**TASK:** Nothing but a number should be given: how many lines of the records include "this"?

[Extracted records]
#####

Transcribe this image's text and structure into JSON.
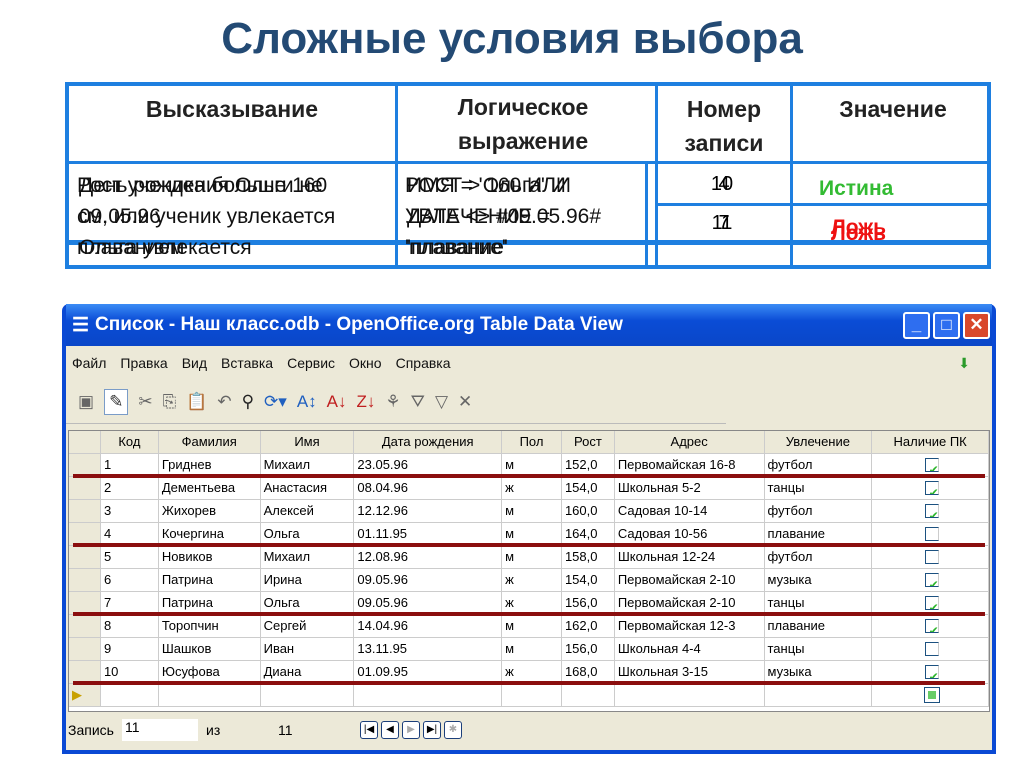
{
  "title": "Сложные условия выбора",
  "table": {
    "headers": [
      "Высказывание",
      "Логическое выражение",
      "Номер записи",
      "Значение"
    ],
    "layer_a": {
      "statement": [
        "Рост ученика больше 160",
        "см, или ученик увлекается",
        "плаванием"
      ],
      "expression": [
        "РОСТ > 160 ИЛИ",
        "УВЛЕЧЕНИЕ = ",
        "'плавание'"
      ],
      "numbers": [
        "10",
        "11"
      ],
      "values": [
        "Истина",
        "Ложь"
      ]
    },
    "layer_b": {
      "statement": [
        "День рождения Ольги не",
        "09.05.96",
        "Ольга увлекается"
      ],
      "expression": [
        "ИМЯ = 'Ольга' И",
        "ДАТА <> #09.05.96#",
        "'плавание'"
      ],
      "numbers": [
        "4",
        "7"
      ],
      "values": [
        "",
        "Ложь"
      ]
    }
  },
  "colors": {
    "true": "#33bb33",
    "false": "#ee1111",
    "border": "#1e7fe0"
  },
  "window": {
    "title": "Список - Наш класс.odb - OpenOffice.org Table Data View",
    "menu": [
      "Файл",
      "Правка",
      "Вид",
      "Вставка",
      "Сервис",
      "Окно",
      "Справка"
    ],
    "columns": [
      "Код",
      "Фамилия",
      "Имя",
      "Дата рождения",
      "Пол",
      "Рост",
      "Адрес",
      "Увлечение",
      "Наличие ПК"
    ],
    "rows": [
      [
        "1",
        "Гриднев",
        "Михаил",
        "23.05.96",
        "м",
        "152,0",
        "Первомайская 16-8",
        "футбол",
        true
      ],
      [
        "2",
        "Дементьева",
        "Анастасия",
        "08.04.96",
        "ж",
        "154,0",
        "Школьная 5-2",
        "танцы",
        true
      ],
      [
        "3",
        "Жихорев",
        "Алексей",
        "12.12.96",
        "м",
        "160,0",
        "Садовая 10-14",
        "футбол",
        true
      ],
      [
        "4",
        "Кочергина",
        "Ольга",
        "01.11.95",
        "м",
        "164,0",
        "Садовая 10-56",
        "плавание",
        false
      ],
      [
        "5",
        "Новиков",
        "Михаил",
        "12.08.96",
        "м",
        "158,0",
        "Школьная 12-24",
        "футбол",
        false
      ],
      [
        "6",
        "Патрина",
        "Ирина",
        "09.05.96",
        "ж",
        "154,0",
        "Первомайская 2-10",
        "музыка",
        true
      ],
      [
        "7",
        "Патрина",
        "Ольга",
        "09.05.96",
        "ж",
        "156,0",
        "Первомайская 2-10",
        "танцы",
        true
      ],
      [
        "8",
        "Торопчин",
        "Сергей",
        "14.04.96",
        "м",
        "162,0",
        "Первомайская 12-3",
        "плавание",
        true
      ],
      [
        "9",
        "Шашков",
        "Иван",
        "13.11.95",
        "м",
        "156,0",
        "Школьная 4-4",
        "танцы",
        false
      ],
      [
        "10",
        "Юсуфова",
        "Диана",
        "01.09.95",
        "ж",
        "168,0",
        "Школьная 3-15",
        "музыка",
        true
      ]
    ],
    "highlighted_rows": [
      "1",
      "4",
      "7",
      "10"
    ],
    "status": {
      "label": "Запись",
      "current": "11",
      "of": "из",
      "total": "11"
    }
  }
}
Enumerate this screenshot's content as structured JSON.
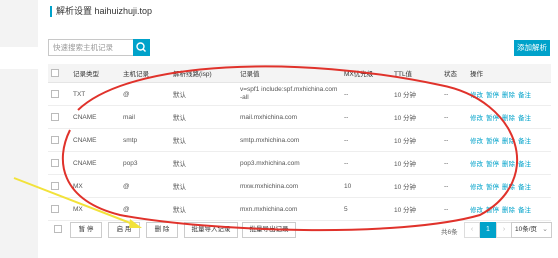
{
  "page_title": "解析设置 haihuizhuji.top",
  "search": {
    "placeholder": "快速搜索主机记录"
  },
  "add_button": "添加解析",
  "table": {
    "headers": [
      "记录类型",
      "主机记录",
      "解析线路(isp)",
      "记录值",
      "MX优先级",
      "TTL值",
      "状态",
      "操作"
    ],
    "rows": [
      {
        "type": "TXT",
        "host": "@",
        "line": "默认",
        "value": "v=spf1 include:spf.mxhichina.com -all",
        "mx": "--",
        "ttl": "10 分钟",
        "status": "--"
      },
      {
        "type": "CNAME",
        "host": "mail",
        "line": "默认",
        "value": "mail.mxhichina.com",
        "mx": "--",
        "ttl": "10 分钟",
        "status": "--"
      },
      {
        "type": "CNAME",
        "host": "smtp",
        "line": "默认",
        "value": "smtp.mxhichina.com",
        "mx": "--",
        "ttl": "10 分钟",
        "status": "--"
      },
      {
        "type": "CNAME",
        "host": "pop3",
        "line": "默认",
        "value": "pop3.mxhichina.com",
        "mx": "--",
        "ttl": "10 分钟",
        "status": "--"
      },
      {
        "type": "MX",
        "host": "@",
        "line": "默认",
        "value": "mxw.mxhichina.com",
        "mx": "10",
        "ttl": "10 分钟",
        "status": "--"
      },
      {
        "type": "MX",
        "host": "@",
        "line": "默认",
        "value": "mxn.mxhichina.com",
        "mx": "5",
        "ttl": "10 分钟",
        "status": "--"
      }
    ],
    "actions": [
      "修改",
      "暂停",
      "删除",
      "备注"
    ]
  },
  "footer": {
    "pause": "暂 停",
    "enable": "启 用",
    "delete": "删 除",
    "import": "批量导入记录",
    "export": "批量导出记录",
    "total": "共6条",
    "prev": "‹",
    "page": "1",
    "next": "›",
    "page_size": "10条/页"
  },
  "colors": {
    "accent": "#00a2ca",
    "annotation_red": "#e0322b",
    "annotation_arrow": "#f2e23a"
  }
}
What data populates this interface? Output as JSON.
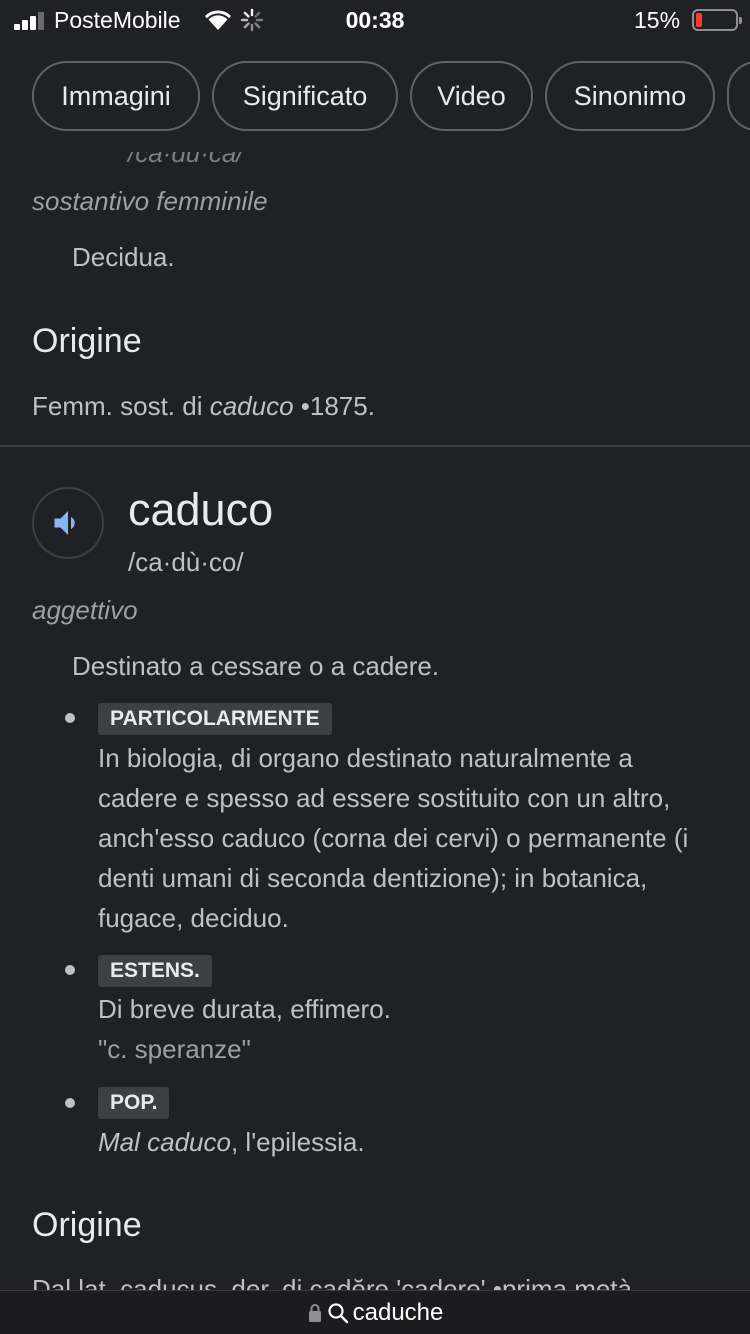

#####

**ANSWER TO THE PROBLEM:** 3